Diagnosis of dementia or Alzheimer’s is based on a range of tests:

Here are the ten warning signs of Alzheimer’s disease:

  1. Memory loss 
  2. Difficulty performing familiar tasks
  3. Problems with language
  4. Disorientation to time and place
  5. Poor or decreased judgment
  6. Problems with abstract thinking
  7. Misplacing things
  8. Changes in mood or behavior
  9. Changes in personality
  10. Loss of initiative

There are three main stages of Alzheimer’s disease:

Mild – 

Moderate –

Severe –

Multi-Infarct Dementia

Multi-infarct dementia results from repeated strokes that destroy small areas of the brain. It can lead to dementia, Alzheimer’s disease, other strokes, migraine-like headaches and disturbances of coordination and speech. Symptoms depend on the area of the brain that is affected. Individuals may improve for short periods of time but then decline again.

With multi-infarct dementia, damage is noticeable as a series of small steps:

Multi-infarct dementia generally begins between the ages of 60 and 75 and affects men more often than women. Early treatment and blood pressure management may prevent further progression.

Depression

Depression is often misdiagnosed in older adults as dementia but is very different in that it is highly treatable. As many as 65% of older adults may experience depression. Depression is a pattern of several symptoms that occur most of the time and nearly every day for several weeks.

Symptoms may include:

Older adults may not realize or even may deny that they are depressed and often do not seek treatment. There are many possible causes of depression.

Common causes for depression in older adults:

Get help!

It is important to not assume depression is normal as people grow older, but to seek treatment. Talk to their physician about changes in how the person is feeling as well as changes in usual behavior and routines. If appropriate, ask about a referral to a mental health professional who understands older adults. Medications commonly prescribed by physicians include Serotonin Uptake Inhibitors (SSRIs): Zoloft, Paxil and other anti-depressants. Remember to ask about possible side effects. 

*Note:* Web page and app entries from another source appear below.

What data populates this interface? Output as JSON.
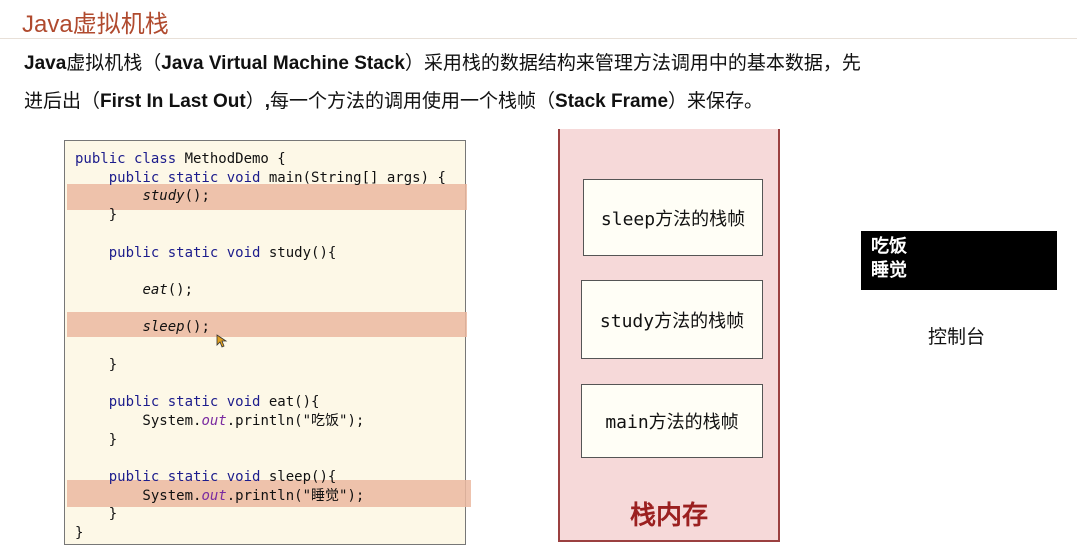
{
  "title": "Java虚拟机栈",
  "paragraph": {
    "line1": [
      {
        "text": "Java",
        "bold": true
      },
      {
        "text": "虚拟机栈（",
        "bold": false
      },
      {
        "text": "Java Virtual Machine Stack",
        "bold": true
      },
      {
        "text": "）采用栈的数据结构来管理方法调用中的基本数据，先",
        "bold": false
      }
    ],
    "line2": [
      {
        "text": "进后出（",
        "bold": false
      },
      {
        "text": "First In Last Out",
        "bold": true
      },
      {
        "text": "）",
        "bold": false
      },
      {
        "text": ",",
        "bold": true
      },
      {
        "text": "每一个方法的调用使用一个栈帧（",
        "bold": false
      },
      {
        "text": "Stack Frame",
        "bold": true
      },
      {
        "text": "）来保存。",
        "bold": false
      }
    ]
  },
  "code": {
    "lines": [
      [
        {
          "t": "public class ",
          "c": "kw"
        },
        {
          "t": "MethodDemo {",
          "c": ""
        }
      ],
      [
        {
          "t": "    public static void ",
          "c": "kw"
        },
        {
          "t": "main(String[] args) {",
          "c": ""
        }
      ],
      [
        {
          "t": "        ",
          "c": ""
        },
        {
          "t": "study",
          "c": "it"
        },
        {
          "t": "();",
          "c": ""
        }
      ],
      [
        {
          "t": "    }",
          "c": ""
        }
      ],
      [
        {
          "t": "",
          "c": ""
        }
      ],
      [
        {
          "t": "    public static void ",
          "c": "kw"
        },
        {
          "t": "study(){",
          "c": ""
        }
      ],
      [
        {
          "t": "",
          "c": ""
        }
      ],
      [
        {
          "t": "        ",
          "c": ""
        },
        {
          "t": "eat",
          "c": "it"
        },
        {
          "t": "();",
          "c": ""
        }
      ],
      [
        {
          "t": "",
          "c": ""
        }
      ],
      [
        {
          "t": "        ",
          "c": ""
        },
        {
          "t": "sleep",
          "c": "it"
        },
        {
          "t": "();",
          "c": ""
        }
      ],
      [
        {
          "t": "",
          "c": ""
        }
      ],
      [
        {
          "t": "    }",
          "c": ""
        }
      ],
      [
        {
          "t": "",
          "c": ""
        }
      ],
      [
        {
          "t": "    public static void ",
          "c": "kw"
        },
        {
          "t": "eat(){",
          "c": ""
        }
      ],
      [
        {
          "t": "        System.",
          "c": ""
        },
        {
          "t": "out",
          "c": "field"
        },
        {
          "t": ".println(\"吃饭\");",
          "c": ""
        }
      ],
      [
        {
          "t": "    }",
          "c": ""
        }
      ],
      [
        {
          "t": "",
          "c": ""
        }
      ],
      [
        {
          "t": "    public static void ",
          "c": "kw"
        },
        {
          "t": "sleep(){",
          "c": ""
        }
      ],
      [
        {
          "t": "        System.",
          "c": ""
        },
        {
          "t": "out",
          "c": "field"
        },
        {
          "t": ".println(\"睡觉\");",
          "c": ""
        }
      ],
      [
        {
          "t": "    }",
          "c": ""
        }
      ],
      [
        {
          "t": "}",
          "c": ""
        }
      ]
    ]
  },
  "stack": {
    "frames": [
      "sleep方法的栈帧",
      "study方法的栈帧",
      "main方法的栈帧"
    ],
    "label": "栈内存"
  },
  "console": {
    "lines": [
      "吃饭",
      "睡觉"
    ],
    "label": "控制台"
  },
  "colors": {
    "title": "#b04a2e",
    "highlight": "#ebb8a0",
    "code_bg": "#fdf8e7",
    "stack_bg": "#f6d9d9",
    "stack_label": "#9b2020"
  },
  "icons": [
    "mouse-cursor-icon"
  ]
}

Most importantly: seek treatment promptly. 

Delirium

Delirium is a disorder that causes confusion, disorientation, and memory loss. It differs from dementia in that it occurs suddenly. The key difference between dementia and delirium is that delirium is caused by an acute condition and is usually reversible.

Symptoms of delirium occur rapidly not over time as with dementia, and may include:

Risk increases for those who have dementia, are dehydrated, and/or are taking drugs that affect the nervous system.

Parkinson’s Disease

Parkinson’s disease is caused by degeneration or damage of nerve cells located at the top of the brain stem. Nearly one million are living with Parkinson’s disease (PD) and approximately 60,000 Americans are diagnosed with PD each year. Incidence of Parkinson’s disease increases with age, but an estimated four percent of people with PD are diagnosed before age 50.
Men are 1.5 times more likely to have Parkinson’s disease than women. There is no cure but symptoms can be treated with medication. Surgery may reduce tremors and rigidity. To learn more, visit the Parkinson’s Foundation website [27]

Here are the signs and symptoms of Parkinson’s disease:

Resources for Caregivers

Use resources such as Area Agency on Aging [28] (AAA). Types of assistance provided by AAAs:

Assistance available through AAAs for persons age 60 and older may include:

Be sure to check out our Resource Directory [29], FAQ [30], and Educational Events Calendar [31] for more great information! Permission is granted to duplicate any and all parts of this page to use in education programs supporting family members caring for elders.

While experts recommend educating yourself about the health issues of loved ones to reduce the stress of caregiving the information on this website is intended to be general in nature, and should not be considered medical advice. Contact your loved one’s doctor for help with diagnosing or treating a medical problem.

Reviewed March 2022

We hope this information is helpful to you in the important work you do as a family caregiver.
For more resources, subscribe to our free eNewsletter!